These are the words I read in an Omega magazine that arrived in a pile of mail on my doorstep. Just Breathe. It struck me how often I find myself doing the opposite.
Let me count the times I hold my breath or stop breathing:
Reading the news, listening to the candidates, watching a television show or movie that becomes tense and dramatic, exercising, putting on mascara, avoiding a possible accident on the highway, hearing a favorite song, opening an important piece of mail, listening to a friend tell an intriguing story – I can go on.
Just breathe – it’s a large just. An involuntary action of the body to receive oxygen should need no reminding. Just breathe also requires volition to calm down, slow mind activity and body movement, reduce stressors, notice one’s breathing, intentionally take stock and take care of ourselves.

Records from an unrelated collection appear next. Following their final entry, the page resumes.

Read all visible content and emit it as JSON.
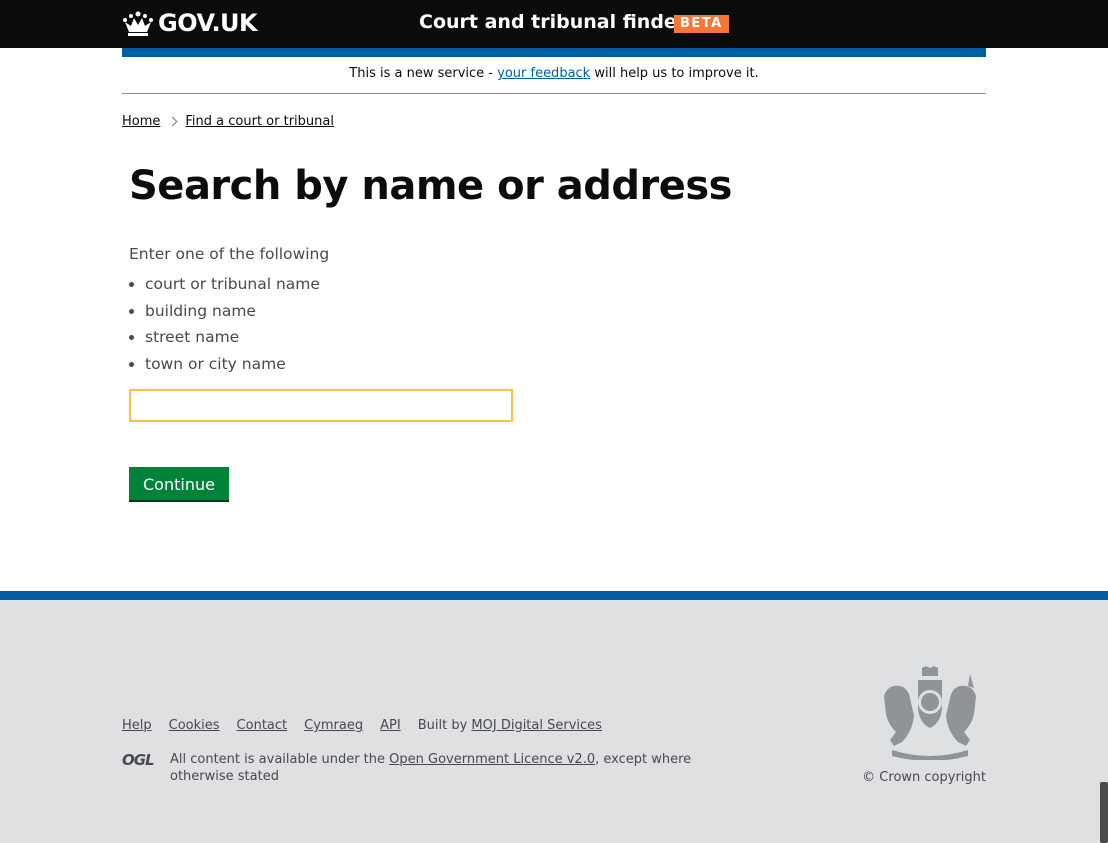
{
  "header": {
    "logo_text": "GOV.UK",
    "service_name": "Court and tribunal finder",
    "phase_tag": "BETA"
  },
  "phase_banner": {
    "text_before": "This is a new service - ",
    "link": "your feedback",
    "text_after": " will help us to improve it."
  },
  "breadcrumbs": {
    "home": "Home",
    "current": "Find a court or tribunal"
  },
  "main": {
    "title": "Search by name or address",
    "intro": "Enter one of the following",
    "options": [
      "court or tribunal name",
      "building name",
      "street name",
      "town or city name"
    ],
    "search_value": "",
    "continue_label": "Continue"
  },
  "footer": {
    "links": [
      "Help",
      "Cookies",
      "Contact",
      "Cymraeg",
      "API"
    ],
    "built_by_text": "Built by ",
    "built_by_link": "MOJ Digital Services",
    "ogl_logo": "OGL",
    "licence_before": "All content is available under the ",
    "licence_link": "Open Government Licence v2.0",
    "licence_after": ", except where otherwise stated",
    "copyright": "© Crown copyright"
  },
  "colors": {
    "header_bg": "#0b0c0c",
    "brand_blue": "#005ea5",
    "beta_orange": "#f47738",
    "button_green": "#00823b",
    "focus_yellow": "#ffbf47",
    "footer_bg": "#dee0e2"
  },
  "icons": {
    "logo": "crown-icon",
    "crest": "royal-coat-of-arms-icon"
  }
}
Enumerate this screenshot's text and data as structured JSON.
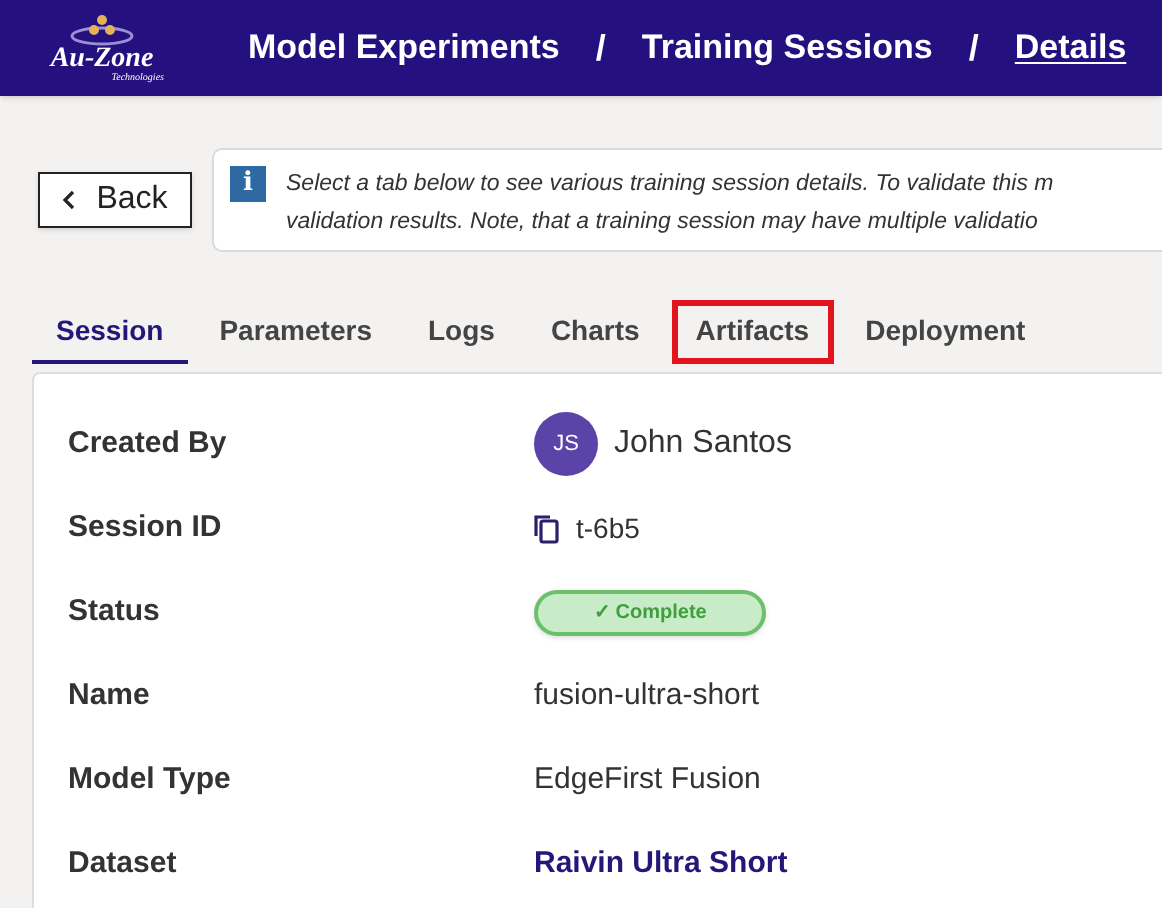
{
  "header": {
    "logo": {
      "name": "Au-Zone",
      "tagline": "Technologies"
    },
    "breadcrumbs": [
      {
        "label": "Model Experiments",
        "current": false
      },
      {
        "label": "Training Sessions",
        "current": false
      },
      {
        "label": "Details",
        "current": true
      }
    ],
    "separator": "/"
  },
  "back_button": {
    "label": "Back"
  },
  "info": {
    "icon": "i",
    "lines": [
      "Select a tab below to see various training session details. To validate this m",
      "validation results. Note, that a training session may have multiple validatio"
    ]
  },
  "tabs": [
    {
      "label": "Session",
      "selected": true,
      "highlighted": false
    },
    {
      "label": "Parameters",
      "selected": false,
      "highlighted": false
    },
    {
      "label": "Logs",
      "selected": false,
      "highlighted": false
    },
    {
      "label": "Charts",
      "selected": false,
      "highlighted": false
    },
    {
      "label": "Artifacts",
      "selected": false,
      "highlighted": true
    },
    {
      "label": "Deployment",
      "selected": false,
      "highlighted": false
    }
  ],
  "fields": [
    {
      "label": "Created By",
      "kind": "user",
      "initials": "JS",
      "value": "John Santos"
    },
    {
      "label": "Session ID",
      "kind": "copy",
      "value": "t-6b5"
    },
    {
      "label": "Status",
      "kind": "status",
      "value": "✓ Complete"
    },
    {
      "label": "Name",
      "kind": "text",
      "value": "fusion-ultra-short"
    },
    {
      "label": "Model Type",
      "kind": "text",
      "value": "EdgeFirst Fusion"
    },
    {
      "label": "Dataset",
      "kind": "link",
      "value": "Raivin Ultra Short"
    }
  ]
}
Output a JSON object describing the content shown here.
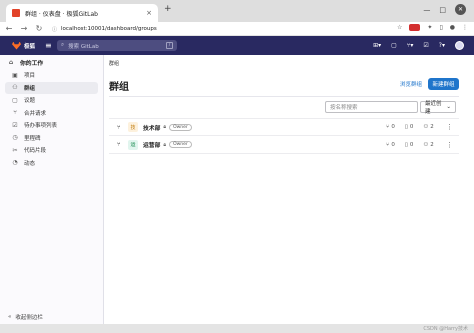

When I feel sad, or anxious, I remind myself to breathe deeply because it calms the initial fight or flight feeling that jangles my insides. And in yoga and Pilates classes, the instructors remind us to breathe. Sometimes they take it a step further and tell us when to inhale and when to exhale – but the reminder helps – not just with the exercise, but with total bodily coordination and awareness.
Maybe just breathe is all about awareness. So elemental a function, so primitive, so necessary for life. To breathe in a zen way, however, raises the stakes. Can I use my breath properly to hold a note, to enjoy a sink load of dishes, to walk a bit further, to dance for long periods to a great band? Can I inhale deeply the scent of a flower in bloom or a newborn baby, and exhale just as deeply the bus exhaust that burns my nose and the remainder of a long day? Can I calm or invigorate myself with my breaths?
Breathing is a Big Just.